What the shiny brochures and well orated prose of the public relations troubadour do not tell you is all that missing information hiding in the shadows of the fine print. In past ventures, energy companies were required to undergo scientific investigation, prior to plying into/onto the land. Cost-benefits/needs analysis then took place with a follow-on public consultation, considering all avenues and all peoples.

When I say public consultation, it did not occur in one locale where a majority could be amassed and back-and-forth communication could occur, no, I mean public consultation, where all peoples were consulted. Big cities, little towns, villages, rural roads, cart tracks, Indian Reserves, fishing shanty-villages, logging camps, mine camps, you name it, consultation occurred! And then a vote would be brought forth, a referendum if you will.

What Treaty Peoples don’t fully comprehend is that Bill C-45, passed in the days before the 2012 Christmas holidays, did away with scientific investigation, analysis and public consultation, not to mention protection of over a million green spaces. This is now left to the will of the provincial and municipal governments who will supposedly support well-thought-out scientific investigation, analysis and public consultation (beyond the local legion or city hall).

What is the science of wind turbines? What do we know? We know that the wind turbine is designed to produce a maximum of power at a wide range of wind speeds. More wind equals more power generated and it’s only as loud as the wind, correct? Did you know that windmills also create “infrasound?” This is sound that occurs at a frequency below that, which is detectable by “human” hearing. Sure there are many government funded engineering firms who will inform us that infrasound generated by wind turbines should not be considered a concern to the health of nearby residences. Science has been investigated?

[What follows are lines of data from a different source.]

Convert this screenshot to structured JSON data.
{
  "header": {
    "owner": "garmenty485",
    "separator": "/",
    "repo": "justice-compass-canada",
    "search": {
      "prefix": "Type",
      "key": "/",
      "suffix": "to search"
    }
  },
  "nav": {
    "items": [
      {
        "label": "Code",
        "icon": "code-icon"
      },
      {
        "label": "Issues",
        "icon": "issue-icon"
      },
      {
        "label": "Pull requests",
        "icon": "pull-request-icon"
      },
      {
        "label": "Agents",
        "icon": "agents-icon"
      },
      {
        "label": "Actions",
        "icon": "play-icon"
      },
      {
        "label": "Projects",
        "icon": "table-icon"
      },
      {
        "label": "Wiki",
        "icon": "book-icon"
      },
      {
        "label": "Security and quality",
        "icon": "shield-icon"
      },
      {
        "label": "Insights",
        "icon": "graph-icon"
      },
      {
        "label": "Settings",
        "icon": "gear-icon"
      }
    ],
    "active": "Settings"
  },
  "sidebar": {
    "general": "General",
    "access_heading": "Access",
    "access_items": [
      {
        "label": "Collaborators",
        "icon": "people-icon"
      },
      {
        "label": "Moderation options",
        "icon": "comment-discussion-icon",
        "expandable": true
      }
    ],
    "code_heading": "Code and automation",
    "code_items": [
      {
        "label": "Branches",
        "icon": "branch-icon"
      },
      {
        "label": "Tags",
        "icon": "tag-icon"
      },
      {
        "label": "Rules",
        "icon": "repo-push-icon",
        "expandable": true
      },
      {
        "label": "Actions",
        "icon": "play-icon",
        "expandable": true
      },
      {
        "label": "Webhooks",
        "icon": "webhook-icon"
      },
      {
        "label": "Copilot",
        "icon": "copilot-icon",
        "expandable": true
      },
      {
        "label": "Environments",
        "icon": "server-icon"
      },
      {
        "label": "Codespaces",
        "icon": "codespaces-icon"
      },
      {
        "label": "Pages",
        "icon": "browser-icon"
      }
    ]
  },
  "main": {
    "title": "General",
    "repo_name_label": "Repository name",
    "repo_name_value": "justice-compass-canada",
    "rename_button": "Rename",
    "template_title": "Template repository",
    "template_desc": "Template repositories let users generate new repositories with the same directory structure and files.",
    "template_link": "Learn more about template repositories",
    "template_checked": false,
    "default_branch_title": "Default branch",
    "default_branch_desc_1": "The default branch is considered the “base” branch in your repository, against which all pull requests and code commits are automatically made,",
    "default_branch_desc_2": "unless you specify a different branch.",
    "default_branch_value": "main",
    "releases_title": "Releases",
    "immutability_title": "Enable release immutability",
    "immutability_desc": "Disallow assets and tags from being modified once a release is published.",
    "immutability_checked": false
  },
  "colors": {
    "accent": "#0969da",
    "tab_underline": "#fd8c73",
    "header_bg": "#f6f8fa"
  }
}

Why do we know about infrasound? Does the United States government use infrasound on the battlefield and in policing actions around the world to disrupt the will of the perceived enemy? Yes it does, it’s a tool used by psychological operations (psy ops) to incapacitate the enemy, basically sapping them of their will to fight. Infrasound amplified causes headaches, nausea, vomiting and if amplified over time may rupture internal organs.

Infrasound also occurs naturally, through earthquakes, thunderstorms and erupting volcanoes. Make no mistake, infrasound disrupts our daily lives in technological objects such as fans and air conditioners too. Anyone with a computer can run a search on Google or Bing and find information on infrasound-induced illnesses in humans and animals. Dr. Alec Salt, an ear-nose-throat researcher at Washington University in St. Louis Missouri shares that personal sensitivity can be biological or physical and that infrasound at a distance of about a mile is enough to be harmful.

Recently, in central Maine, a 62-turbine wind farm has been put on hold because of concerns about bats being threatened by wind speeds. Birds and bats are more mobile at lower wind speeds, but if they find themselves outside at higher wind speeds they are more likely to hit turbines. Two local bat species in Maine are being evaluated for listing under the Endangered Species Act.

Medical facilities have been created in both the United States and Australia to deal with the recent onslaught of wind turbine farm illnesses. One could argue that governments allow these installations to occur, in order to drive people out of those rural areas so that oil and gas industries can step in to conduct their business without disruption or interruption. What is the need, the benefit and the cost, both human and financial? Without addressing these things, consultation cannot and should not occur.

Christopher McGregor,
Ojibwe veteran and your neighbour
Nova Scotia